Weightlifter Develops Heart Disease after Using Testosterone Steroid

A weightlifter who abused AAS was treated in intensive care with a weak heart, according to BMJ Case Reports. Getty Images

A weightlifter was hospitalized with a heart condition after using a steroid abused by millions of Americans.

The unnamed 60-year-old man was admitted to intensive care as he was struggling to breathe after developing pneumonia, according to a paper in the journal BMJ Case Reports.

Prior to being hospitalized, the man was training for a weightlifting competition and had injected high doses of drugs called anabolic-androgenic steroids (AAS) into his muscles. The man's trainer had also dosed him with illegal stem cell infusions.

AAS are intended to be used by doctors to treat low testosterone levels and muscle wasting caused by conditions such as Aids and cancer, as well as anemia triggered by bone marrow or kidney failure.

But the use of AAS has become a problem in the bodybuilding community, where members use these synthetic derivatives of testosterone—nicknamed roids, gear, juice or stackers— to increase muscle mass and boost performance.

An estimated three million Americans abuse anabolic steroids, either taking pills or injecting them into their muscles. Such doses can be 10 to 100 times higher than what doctors prescribe, according to the National Institute of Drug Abuse.

A myth pervades the fitness community that practices such as taking steroids intermittently, combining several drugs at once, or gradually increasing and tapering off doses makes them safe to take. But the NIH stresses no scientific evidence supports this theory.

As well as affecting the heart, steroids can cause paranoia, extreme irritability known as " roid rage," delusions and impaired judgment.

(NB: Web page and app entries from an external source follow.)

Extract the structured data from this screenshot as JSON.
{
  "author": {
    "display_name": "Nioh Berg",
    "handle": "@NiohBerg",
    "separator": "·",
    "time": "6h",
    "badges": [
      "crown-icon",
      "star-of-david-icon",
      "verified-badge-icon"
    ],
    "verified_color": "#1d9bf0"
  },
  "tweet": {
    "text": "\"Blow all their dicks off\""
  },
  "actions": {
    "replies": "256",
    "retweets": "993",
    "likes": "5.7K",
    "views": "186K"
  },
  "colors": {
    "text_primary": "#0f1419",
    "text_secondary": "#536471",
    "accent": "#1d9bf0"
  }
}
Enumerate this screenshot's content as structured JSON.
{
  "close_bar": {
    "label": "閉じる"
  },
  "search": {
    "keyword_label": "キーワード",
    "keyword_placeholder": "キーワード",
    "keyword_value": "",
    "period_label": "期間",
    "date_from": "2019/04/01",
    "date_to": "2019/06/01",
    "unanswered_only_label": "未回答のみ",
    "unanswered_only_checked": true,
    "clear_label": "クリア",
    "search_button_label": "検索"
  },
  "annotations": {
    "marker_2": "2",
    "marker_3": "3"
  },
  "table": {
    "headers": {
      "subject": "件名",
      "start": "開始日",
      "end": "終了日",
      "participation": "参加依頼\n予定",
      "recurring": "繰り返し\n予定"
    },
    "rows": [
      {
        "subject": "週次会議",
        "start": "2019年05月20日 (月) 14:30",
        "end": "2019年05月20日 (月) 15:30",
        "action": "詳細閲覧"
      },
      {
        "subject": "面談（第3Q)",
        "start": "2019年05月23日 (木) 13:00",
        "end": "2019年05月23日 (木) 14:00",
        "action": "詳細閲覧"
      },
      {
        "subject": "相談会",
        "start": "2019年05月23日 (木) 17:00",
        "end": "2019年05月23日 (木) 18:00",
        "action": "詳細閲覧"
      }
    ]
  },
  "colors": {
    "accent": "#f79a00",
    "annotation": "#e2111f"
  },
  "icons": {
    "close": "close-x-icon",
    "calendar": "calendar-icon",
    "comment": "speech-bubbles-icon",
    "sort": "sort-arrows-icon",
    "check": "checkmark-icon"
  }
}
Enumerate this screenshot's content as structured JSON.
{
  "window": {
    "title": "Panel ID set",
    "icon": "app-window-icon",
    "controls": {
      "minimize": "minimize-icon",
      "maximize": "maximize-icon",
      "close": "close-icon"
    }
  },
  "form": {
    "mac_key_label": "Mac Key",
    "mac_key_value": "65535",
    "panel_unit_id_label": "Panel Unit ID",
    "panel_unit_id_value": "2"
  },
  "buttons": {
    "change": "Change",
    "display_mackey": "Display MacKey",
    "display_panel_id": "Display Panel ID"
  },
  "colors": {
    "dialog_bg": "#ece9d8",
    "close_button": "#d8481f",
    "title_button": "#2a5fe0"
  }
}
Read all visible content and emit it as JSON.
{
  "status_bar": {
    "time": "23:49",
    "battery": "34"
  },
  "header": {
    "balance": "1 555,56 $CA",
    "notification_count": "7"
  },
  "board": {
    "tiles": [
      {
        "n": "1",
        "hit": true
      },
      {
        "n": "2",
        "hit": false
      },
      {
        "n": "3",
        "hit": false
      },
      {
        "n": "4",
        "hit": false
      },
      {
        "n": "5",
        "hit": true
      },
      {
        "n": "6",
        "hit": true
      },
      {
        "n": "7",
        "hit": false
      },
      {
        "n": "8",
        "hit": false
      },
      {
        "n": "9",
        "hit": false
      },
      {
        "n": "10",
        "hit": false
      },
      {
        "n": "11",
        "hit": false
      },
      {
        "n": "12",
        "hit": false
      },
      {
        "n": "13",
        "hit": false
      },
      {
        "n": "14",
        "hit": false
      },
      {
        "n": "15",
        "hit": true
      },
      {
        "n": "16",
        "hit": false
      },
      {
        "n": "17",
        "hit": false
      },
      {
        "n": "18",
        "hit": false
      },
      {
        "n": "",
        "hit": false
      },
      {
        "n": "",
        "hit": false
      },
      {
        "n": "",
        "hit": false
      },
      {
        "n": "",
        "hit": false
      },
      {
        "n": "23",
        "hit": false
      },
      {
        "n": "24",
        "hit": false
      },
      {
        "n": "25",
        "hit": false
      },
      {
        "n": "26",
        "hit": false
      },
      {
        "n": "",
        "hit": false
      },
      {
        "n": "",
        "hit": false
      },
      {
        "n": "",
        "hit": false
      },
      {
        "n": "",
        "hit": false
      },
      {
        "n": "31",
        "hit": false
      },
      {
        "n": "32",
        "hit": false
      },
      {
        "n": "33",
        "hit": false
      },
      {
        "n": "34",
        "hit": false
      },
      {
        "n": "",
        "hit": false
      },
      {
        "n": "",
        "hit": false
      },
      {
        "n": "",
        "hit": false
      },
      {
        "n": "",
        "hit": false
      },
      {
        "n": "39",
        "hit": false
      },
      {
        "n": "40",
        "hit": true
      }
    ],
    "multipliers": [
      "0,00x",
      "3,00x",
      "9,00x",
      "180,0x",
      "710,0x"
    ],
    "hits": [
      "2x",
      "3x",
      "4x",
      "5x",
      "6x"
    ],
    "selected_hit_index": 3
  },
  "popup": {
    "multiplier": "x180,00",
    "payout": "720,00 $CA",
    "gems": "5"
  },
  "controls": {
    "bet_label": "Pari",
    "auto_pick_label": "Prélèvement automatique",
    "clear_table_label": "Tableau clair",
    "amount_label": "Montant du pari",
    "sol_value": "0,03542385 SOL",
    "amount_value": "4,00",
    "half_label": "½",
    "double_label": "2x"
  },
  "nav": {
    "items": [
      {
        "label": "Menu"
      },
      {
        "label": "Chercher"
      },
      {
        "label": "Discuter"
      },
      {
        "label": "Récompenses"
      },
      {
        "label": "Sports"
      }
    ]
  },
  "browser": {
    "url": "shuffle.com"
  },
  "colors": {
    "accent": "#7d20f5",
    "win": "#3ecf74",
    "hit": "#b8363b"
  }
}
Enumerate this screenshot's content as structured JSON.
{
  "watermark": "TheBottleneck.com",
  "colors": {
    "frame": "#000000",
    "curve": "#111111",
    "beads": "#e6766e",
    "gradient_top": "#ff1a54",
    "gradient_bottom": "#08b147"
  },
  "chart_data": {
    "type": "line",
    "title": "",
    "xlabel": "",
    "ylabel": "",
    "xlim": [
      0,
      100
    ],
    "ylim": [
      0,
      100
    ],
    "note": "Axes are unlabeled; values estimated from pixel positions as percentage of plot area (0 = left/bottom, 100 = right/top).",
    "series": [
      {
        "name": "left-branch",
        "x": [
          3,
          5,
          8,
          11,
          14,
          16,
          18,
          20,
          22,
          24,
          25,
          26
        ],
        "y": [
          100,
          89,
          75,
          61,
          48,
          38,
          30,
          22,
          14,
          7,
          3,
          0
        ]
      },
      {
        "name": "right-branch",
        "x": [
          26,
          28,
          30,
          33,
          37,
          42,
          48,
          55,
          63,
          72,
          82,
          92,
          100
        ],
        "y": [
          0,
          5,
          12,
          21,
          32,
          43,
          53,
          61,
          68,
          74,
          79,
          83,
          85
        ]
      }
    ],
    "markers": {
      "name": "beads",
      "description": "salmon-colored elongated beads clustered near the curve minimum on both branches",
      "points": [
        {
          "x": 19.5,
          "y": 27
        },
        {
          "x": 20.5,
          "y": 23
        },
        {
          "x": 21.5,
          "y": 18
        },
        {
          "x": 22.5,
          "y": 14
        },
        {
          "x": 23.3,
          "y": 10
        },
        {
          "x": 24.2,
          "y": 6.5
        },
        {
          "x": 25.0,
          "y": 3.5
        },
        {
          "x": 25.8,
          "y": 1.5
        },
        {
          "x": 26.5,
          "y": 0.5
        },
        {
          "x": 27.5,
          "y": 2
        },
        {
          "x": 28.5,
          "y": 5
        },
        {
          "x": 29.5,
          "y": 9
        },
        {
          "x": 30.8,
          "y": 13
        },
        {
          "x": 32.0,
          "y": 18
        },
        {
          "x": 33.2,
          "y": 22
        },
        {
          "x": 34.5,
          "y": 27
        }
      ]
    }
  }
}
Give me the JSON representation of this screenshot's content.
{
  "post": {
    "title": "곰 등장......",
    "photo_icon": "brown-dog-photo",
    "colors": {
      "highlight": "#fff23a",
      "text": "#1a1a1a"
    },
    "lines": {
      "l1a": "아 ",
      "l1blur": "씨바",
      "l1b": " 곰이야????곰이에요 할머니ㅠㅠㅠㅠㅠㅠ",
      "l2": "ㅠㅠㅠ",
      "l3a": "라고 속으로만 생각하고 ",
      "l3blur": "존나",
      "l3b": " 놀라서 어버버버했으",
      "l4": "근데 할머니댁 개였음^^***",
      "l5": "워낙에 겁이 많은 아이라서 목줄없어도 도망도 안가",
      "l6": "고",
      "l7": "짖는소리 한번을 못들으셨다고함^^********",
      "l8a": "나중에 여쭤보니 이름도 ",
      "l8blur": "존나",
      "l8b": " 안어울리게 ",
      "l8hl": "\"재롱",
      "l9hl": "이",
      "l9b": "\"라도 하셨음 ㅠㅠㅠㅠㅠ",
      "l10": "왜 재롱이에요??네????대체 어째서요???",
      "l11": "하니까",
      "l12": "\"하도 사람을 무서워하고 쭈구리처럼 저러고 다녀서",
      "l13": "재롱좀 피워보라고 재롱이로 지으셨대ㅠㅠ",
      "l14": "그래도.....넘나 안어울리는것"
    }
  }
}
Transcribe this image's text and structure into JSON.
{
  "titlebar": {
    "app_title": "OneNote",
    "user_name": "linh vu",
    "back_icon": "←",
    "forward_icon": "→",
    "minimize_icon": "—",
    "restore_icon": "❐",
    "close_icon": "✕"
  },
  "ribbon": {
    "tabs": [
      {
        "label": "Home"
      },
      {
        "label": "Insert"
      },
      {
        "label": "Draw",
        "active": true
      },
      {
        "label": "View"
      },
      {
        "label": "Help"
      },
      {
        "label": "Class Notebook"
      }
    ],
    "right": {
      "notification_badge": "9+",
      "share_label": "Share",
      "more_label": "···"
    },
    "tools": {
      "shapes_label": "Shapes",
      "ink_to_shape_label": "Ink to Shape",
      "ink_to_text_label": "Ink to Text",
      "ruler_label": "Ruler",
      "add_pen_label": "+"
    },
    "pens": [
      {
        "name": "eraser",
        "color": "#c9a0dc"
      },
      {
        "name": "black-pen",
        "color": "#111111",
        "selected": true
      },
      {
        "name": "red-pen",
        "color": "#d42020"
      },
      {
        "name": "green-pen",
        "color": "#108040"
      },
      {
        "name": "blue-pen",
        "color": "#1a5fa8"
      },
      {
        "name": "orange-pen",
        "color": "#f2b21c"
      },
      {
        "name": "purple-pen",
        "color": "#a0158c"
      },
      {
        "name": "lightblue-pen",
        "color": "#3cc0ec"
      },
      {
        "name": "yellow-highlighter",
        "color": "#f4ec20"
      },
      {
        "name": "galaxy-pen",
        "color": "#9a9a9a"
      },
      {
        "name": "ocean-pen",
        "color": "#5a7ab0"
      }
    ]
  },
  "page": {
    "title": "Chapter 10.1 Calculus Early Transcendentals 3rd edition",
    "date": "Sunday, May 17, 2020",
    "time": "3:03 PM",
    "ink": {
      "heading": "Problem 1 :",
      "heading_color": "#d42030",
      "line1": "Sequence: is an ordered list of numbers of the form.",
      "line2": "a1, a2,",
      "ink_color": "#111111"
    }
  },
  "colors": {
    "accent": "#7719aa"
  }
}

Long-term use can damage the liver, lead to kidney failure and enlarge hearts, which spikes the risk of stroke and heart attack.

The recommended dose of AAS used by doctors is between 75 to 100 mg, but the man described in the case study was taking 200 mg every three weeks, according to the report.

Doctors diagnosed the man with non-ischaemic cardiomyopathy, a condition which makes it more difficult for the heart to fill with blood and pump the liquid around the body. It also weakens the organ's electrical signals.

Physicians treated the man with drugs, and fitted him with a cardioverter defibrillator. The portable equipment prevents heart attacks by monitoring the heart's rhythm, which it stabilizes if it becomes irregular.

Read more: Why being skinny fat could be just as dangerous as being obese

The authors of the case report noted those who develop heart problems after taking AAS at a young age face a lower risk of suffering heart disease or stroke. But older people who use AAS are more prone to suffering the negative effects.

As testosterone is a hormone, it can also lead to sex-specific changes in males and females. In the former, it can shrink the testicles, lower sperm count and lead to baldness and a higher risk of prostate cancer.

Excess body hair, baldness, a disturbed menstrual cycle, an enlarged clitoris and a deepened voice, meanwhile, are symptoms in women.